What to Do if Your RV Breaks Down
12/6/2022 – Good Sam
Few things are worse than experiencing a major breakdown on the road. And if you experience an RV breakdown, you need to address a few more issues than you would with an auto or truck.
These are the steps you should take prior to your trip and immediately following a breakdown. Anything you learn and prepare for now will help in an emergency breakdown situation–and will likely save you expenses on repairs.
The following includes tips and suggestions in the event your RV breaks down. These are your first action items if you experience a mechanical problem to ensure immediate safety and begin acquiring the help you need.
Depending on the mechanical problem, you could experience a breakdown at any time—including while driving. In those cases, take the following steps:
- Decrease speed and get to the side of the road at the safest location.
- Position the RV into a clear area so you don’t have to attempt to move it again.
- Engage your emergency flashers.
- Ensure all passengers stay inside the vehicle.
- Call 911 emergency, when necessary.
Not all breakdowns will be as dramatic, however. A crucial part of reducing engine and mechanical problems is to pay attention to your vehicle while driving. Check temperature, oil, and fuel gauges. Listen for strange noises from your engine or tires. Watch for smoke or steam when stopped or moving at slow speeds. This could prevent more extensive repairs should something go wrong.
Roadside Emergency Kit
Always travel with a roadside emergency kit. You can build your own or purchase a pre-made kit. The contents should include basic tools, high-visibility items (vests, flares, flashlights), caution triangles or cones, towing rope, gloves, jumper cables, and a fire extinguisher. Include anything you think might serve you during an emergency.
After ensuring you and your vehicle are out of any direct harm, take the time to put out caution triangles or cones to notify oncoming drivers. Not only does this keep you safe, but it alerts any emergency vehicles to your site and ensures their protection once they begin assessing your needs.
Note: keep extra oil, antifreeze, and other fluids stocked in your RV.
Contact a Service Provider
Once your situation is safe, begin the process of initial troubleshooting. While being careful not to expose yourself to a hot engine, see if you can pinpoint the general problem area. That way, you can at least communicate if it’s a heating/cooling issue instead of a belt issue, for example.
Some service apps on your phone can assist with finding the closest service provider who would have mechanics and equipment on hand. Give them a brief description of the problem and provide location information such as your nearest exit or mile marker.
Note: RV towing, without coverage, can be costly. Inquire about towing charges and call multiple service providers if available.
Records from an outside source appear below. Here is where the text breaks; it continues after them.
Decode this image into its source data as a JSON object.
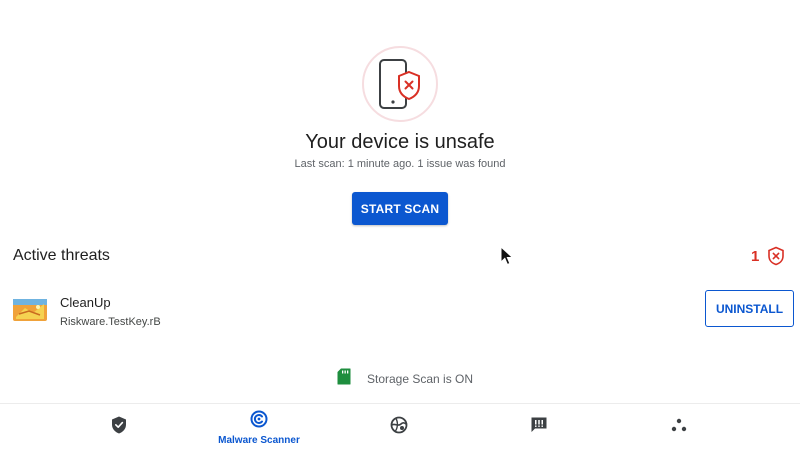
{
  "status": {
    "title": "Your device is unsafe",
    "subtitle": "Last scan: 1 minute ago. 1 issue was found",
    "scan_button": "START SCAN",
    "icon": "phone-shield-alert-icon"
  },
  "threats": {
    "section_title": "Active threats",
    "count": "1",
    "items": [
      {
        "app_name": "CleanUp",
        "threat_name": "Riskware.TestKey.rB",
        "action_label": "UNINSTALL",
        "icon": "cleanup-app-icon"
      }
    ]
  },
  "storage_scan": {
    "text": "Storage Scan is ON",
    "icon": "sd-card-icon"
  },
  "bottom_nav": {
    "items": [
      {
        "icon": "shield-check-icon",
        "label": ""
      },
      {
        "icon": "malware-scanner-icon",
        "label": "Malware Scanner",
        "active": true
      },
      {
        "icon": "web-protection-icon",
        "label": ""
      },
      {
        "icon": "message-alert-icon",
        "label": ""
      },
      {
        "icon": "more-icon",
        "label": ""
      }
    ]
  },
  "colors": {
    "primary": "#0b57d0",
    "danger": "#d93025",
    "storage_green": "#1e8e3e",
    "icon_gray": "#5f6368"
  }
}
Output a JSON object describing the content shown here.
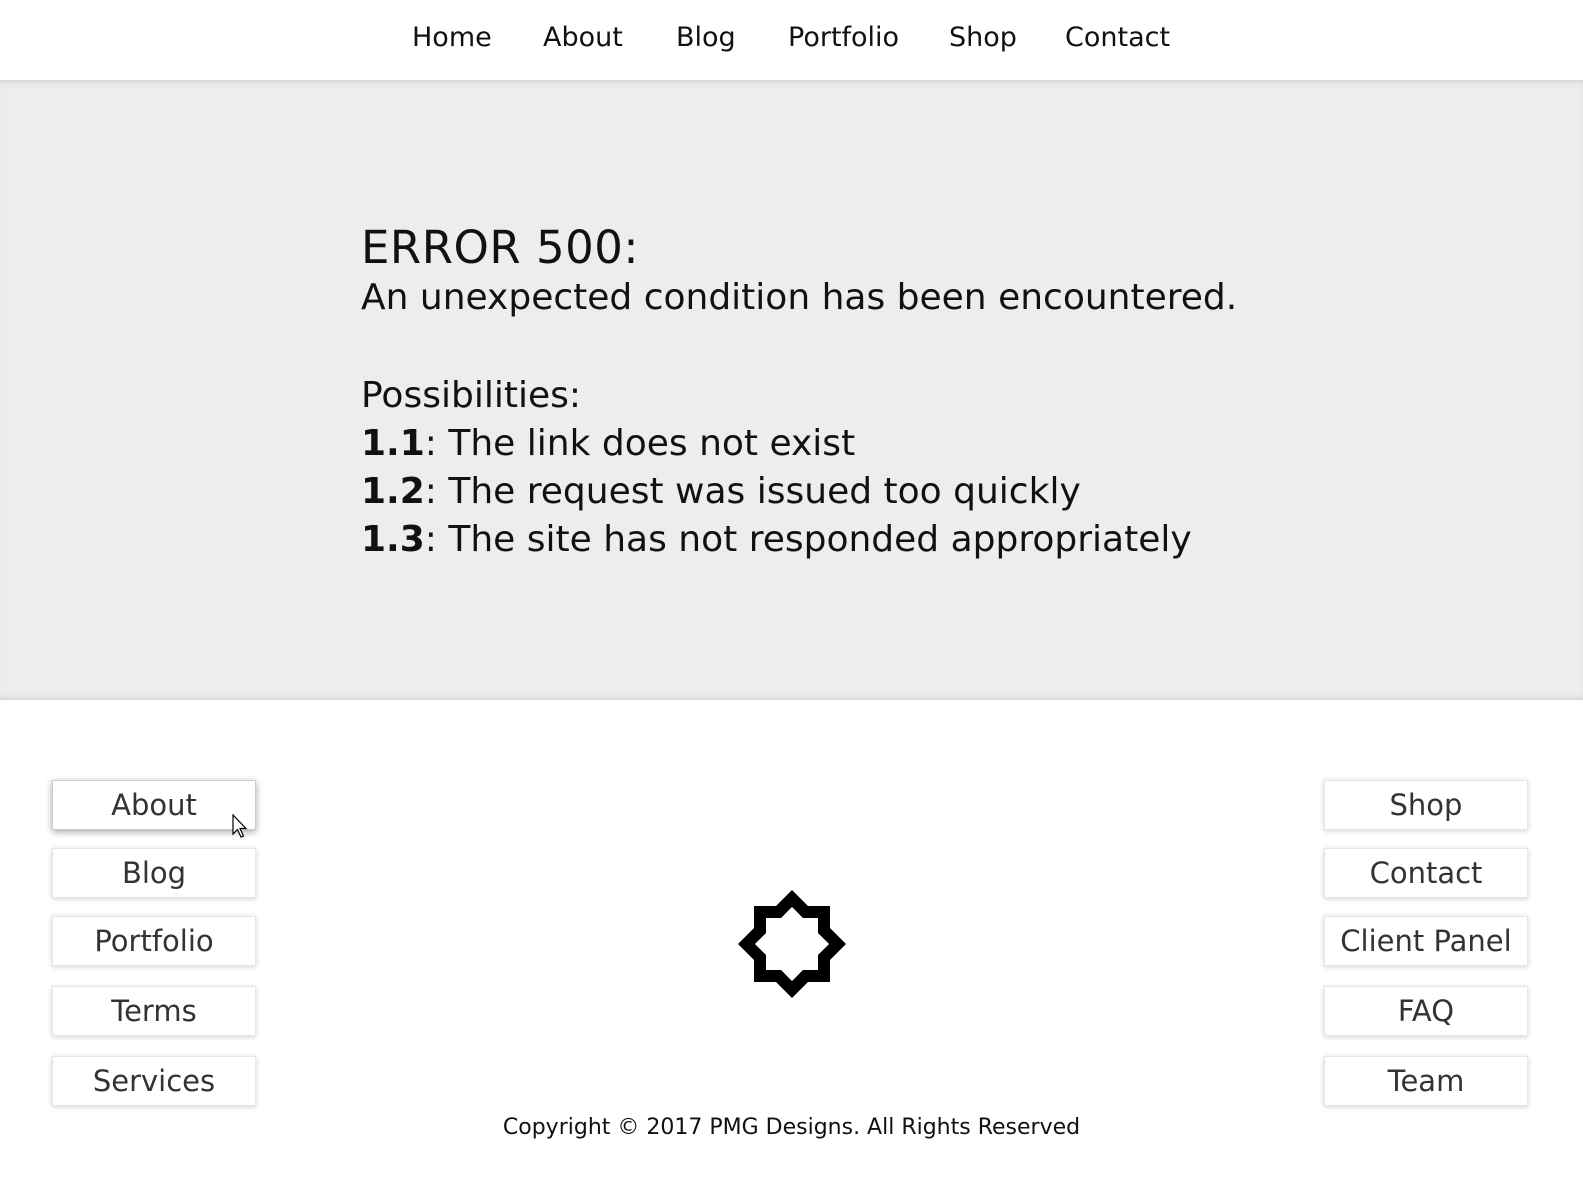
{
  "nav": {
    "items": [
      "Home",
      "About",
      "Blog",
      "Portfolio",
      "Shop",
      "Contact"
    ]
  },
  "error": {
    "title": "ERROR 500:",
    "message": "An unexpected condition has been encountered.",
    "possibilities_label": "Possibilities:",
    "possibilities": [
      {
        "num": "1.1",
        "text": ": The link does not exist"
      },
      {
        "num": "1.2",
        "text": ": The request was issued too quickly"
      },
      {
        "num": "1.3",
        "text": ": The site has not responded appropriately"
      }
    ]
  },
  "footer": {
    "left_links": [
      "About",
      "Blog",
      "Portfolio",
      "Terms",
      "Services"
    ],
    "right_links": [
      "Shop",
      "Contact",
      "Client Panel",
      "FAQ",
      "Team"
    ],
    "logo_icon": "star-outline-icon",
    "copyright": "Copyright © 2017 PMG Designs. All Rights Reserved"
  },
  "colors": {
    "hero_bg": "#ededed",
    "text": "#111111",
    "button_text": "#333333"
  }
}
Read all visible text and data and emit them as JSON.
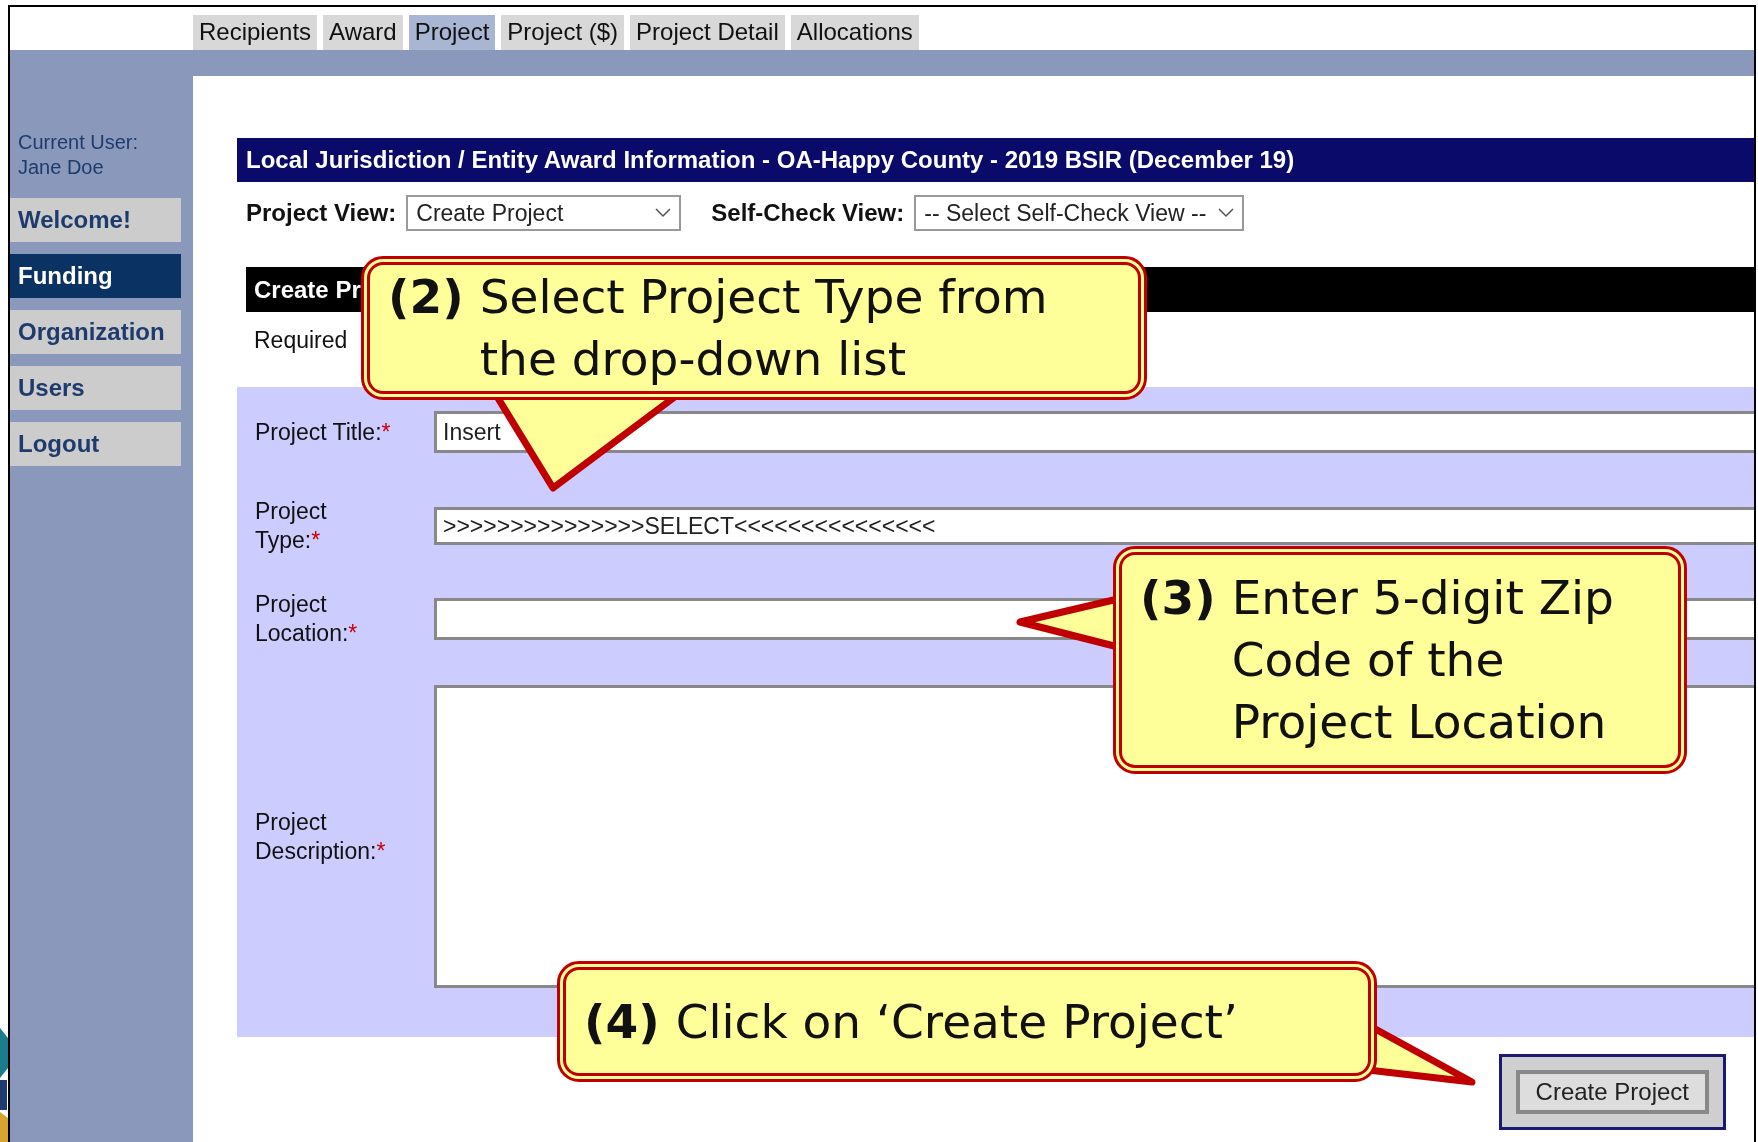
{
  "tabs": [
    {
      "label": "Recipients",
      "selected": false
    },
    {
      "label": "Award",
      "selected": false
    },
    {
      "label": "Project",
      "selected": true
    },
    {
      "label": "Project ($)",
      "selected": false
    },
    {
      "label": "Project Detail",
      "selected": false
    },
    {
      "label": "Allocations",
      "selected": false
    }
  ],
  "sidebar": {
    "user_label": "Current User:",
    "user_name": "Jane Doe",
    "items": [
      {
        "label": "Welcome!",
        "selected": false
      },
      {
        "label": "Funding",
        "selected": true
      },
      {
        "label": "Organization",
        "selected": false
      },
      {
        "label": "Users",
        "selected": false
      },
      {
        "label": "Logout",
        "selected": false
      }
    ]
  },
  "header": "Local Jurisdiction / Entity Award Information - OA-Happy County - 2019 BSIR (December 19)",
  "views": [
    {
      "label": "Project View:",
      "value": "Create Project"
    },
    {
      "label": "Self-Check View:",
      "value": "-- Select Self-Check View --"
    }
  ],
  "section_title": "Create Pr",
  "required_note": "Required",
  "form": [
    {
      "kind": "input",
      "label": "Project Title:",
      "required_mark": "*",
      "value": "Insert"
    },
    {
      "kind": "input",
      "label": "Project Type:",
      "required_mark": "*",
      "value": ">>>>>>>>>>>>>>>SELECT<<<<<<<<<<<<<<<"
    },
    {
      "kind": "input",
      "label": "Project Location:",
      "required_mark": "*"
    },
    {
      "kind": "textarea",
      "label": "Project Description:",
      "required_mark": "*"
    }
  ],
  "submit_button": "Create Project",
  "callouts": [
    {
      "number": "(2)",
      "lines": [
        "Select Project Type from",
        "the drop-down list"
      ]
    },
    {
      "number": "(3)",
      "lines": [
        "Enter 5-digit Zip",
        "Code of the",
        "Project Location"
      ]
    },
    {
      "number": "(4)",
      "lines": [
        "Click on ‘Create Project’"
      ]
    }
  ]
}
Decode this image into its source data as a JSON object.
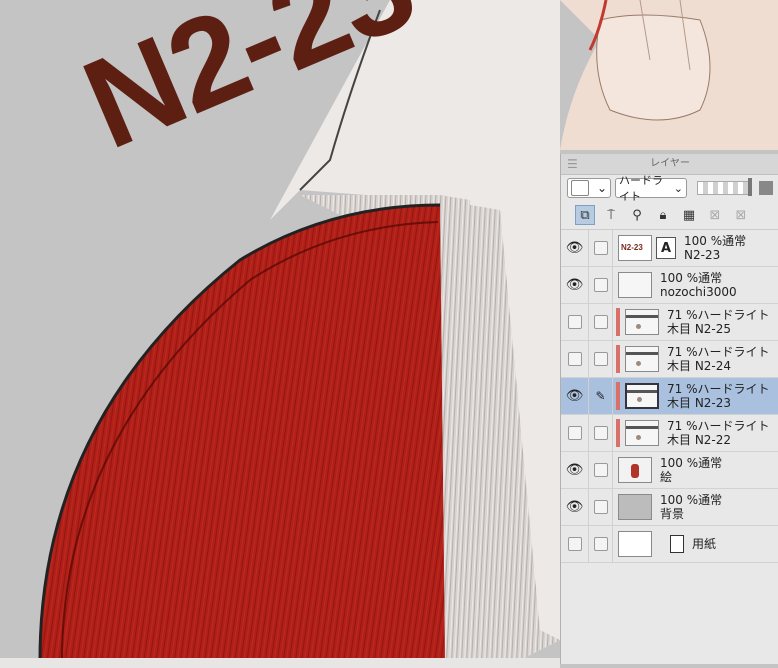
{
  "overlay": {
    "text": "N2-23"
  },
  "panel": {
    "title": "レイヤー",
    "blend_mode": "ハードライト",
    "opacity": 1.0
  },
  "toolbar_icons": [
    "layer-new-icon",
    "clipping-icon",
    "reference-icon",
    "lock-icon",
    "transparency-lock-icon",
    "mask-icon",
    "delete-icon"
  ],
  "layers": [
    {
      "visible": true,
      "locked": false,
      "opacity_mode": "100 %通常",
      "name": "N2-23",
      "type": "vector-text",
      "clip": false,
      "selected": false
    },
    {
      "visible": true,
      "locked": false,
      "opacity_mode": "100 %通常",
      "name": "nozochi3000",
      "type": "raster",
      "clip": false,
      "selected": false
    },
    {
      "visible": false,
      "locked": false,
      "opacity_mode": "71 %ハードライト",
      "name": "木目 N2-25",
      "type": "raster",
      "clip": true,
      "selected": false
    },
    {
      "visible": false,
      "locked": false,
      "opacity_mode": "71 %ハードライト",
      "name": "木目 N2-24",
      "type": "raster",
      "clip": true,
      "selected": false
    },
    {
      "visible": true,
      "locked": false,
      "opacity_mode": "71 %ハードライト",
      "name": "木目 N2-23",
      "type": "raster",
      "clip": true,
      "selected": true
    },
    {
      "visible": false,
      "locked": false,
      "opacity_mode": "71 %ハードライト",
      "name": "木目 N2-22",
      "type": "raster",
      "clip": true,
      "selected": false
    },
    {
      "visible": true,
      "locked": false,
      "opacity_mode": "100 %通常",
      "name": "絵",
      "type": "raster",
      "clip": false,
      "selected": false
    },
    {
      "visible": true,
      "locked": false,
      "opacity_mode": "100 %通常",
      "name": "背景",
      "type": "raster",
      "clip": false,
      "selected": false
    },
    {
      "visible": false,
      "locked": false,
      "opacity_mode": "",
      "name": "用紙",
      "type": "paper",
      "clip": false,
      "selected": false
    }
  ],
  "colors": {
    "accent_selected": "#a9c1df",
    "clip_bar": "#d9706a",
    "text_overlay": "#5c1f12",
    "wood_red": "#b1221a"
  }
}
Before you even hit the road, these tips and services can give you added assurance should you experience an emergency breakdown.
You know how much gas is in the tank before departing. Why wouldn’t you check for other tell-tale problems you could solve before the trip starts? Check fluids. Run the engine. Watch gauges. Check tire tread and levels. Inspect for worn belts or tubes under the hood. A pre-trip visual inspection could spot a potential issue easier dealt with beforehand.
Oil changes, filter changes, tire maintenance, and tire rotation—these are the standard, easy items that will keep your RV in good working order. Falling behind on scheduled maintenance doesn’t mean you can keep pushing the envelope: get your maintenance done before a trip, and your service tech might catch a more significant issue in the process.
Several providers offer roadside assistance and tire and wheel protection plans to help with anything from running out of gas to a flat tire. Signing up for a protection plan can be a real help, especially the further out you are from a towing or service provider.
Before you depart, make sure you know what your plan covers. Too often, owners think they’re covered for all emergencies because they have some form of coverage. But in fact, they end up paying far more because they expect all costs to be covered. Know your plan.
Good Sam Extended Service Plan
While breakdowns of any kind put a damper on the entire trip, the inconvenience factor dwindles in comparison to what you might have to pay to cover the cost of a major repair. Not including the towing, an engine or transmission repair will likely cost thousands.
For major breakdowns, nothing saves you more on repairs than the Good Sam Extended Service Plan. This is designed to protect you from the bills associated with major mechanical repairs that aren’t covered by insurance or warranty. For RV owners, the plan covers more than engine or transmission problems. Common, costly issues with components such as the refrigerator or A/C roof assembly are covered, too.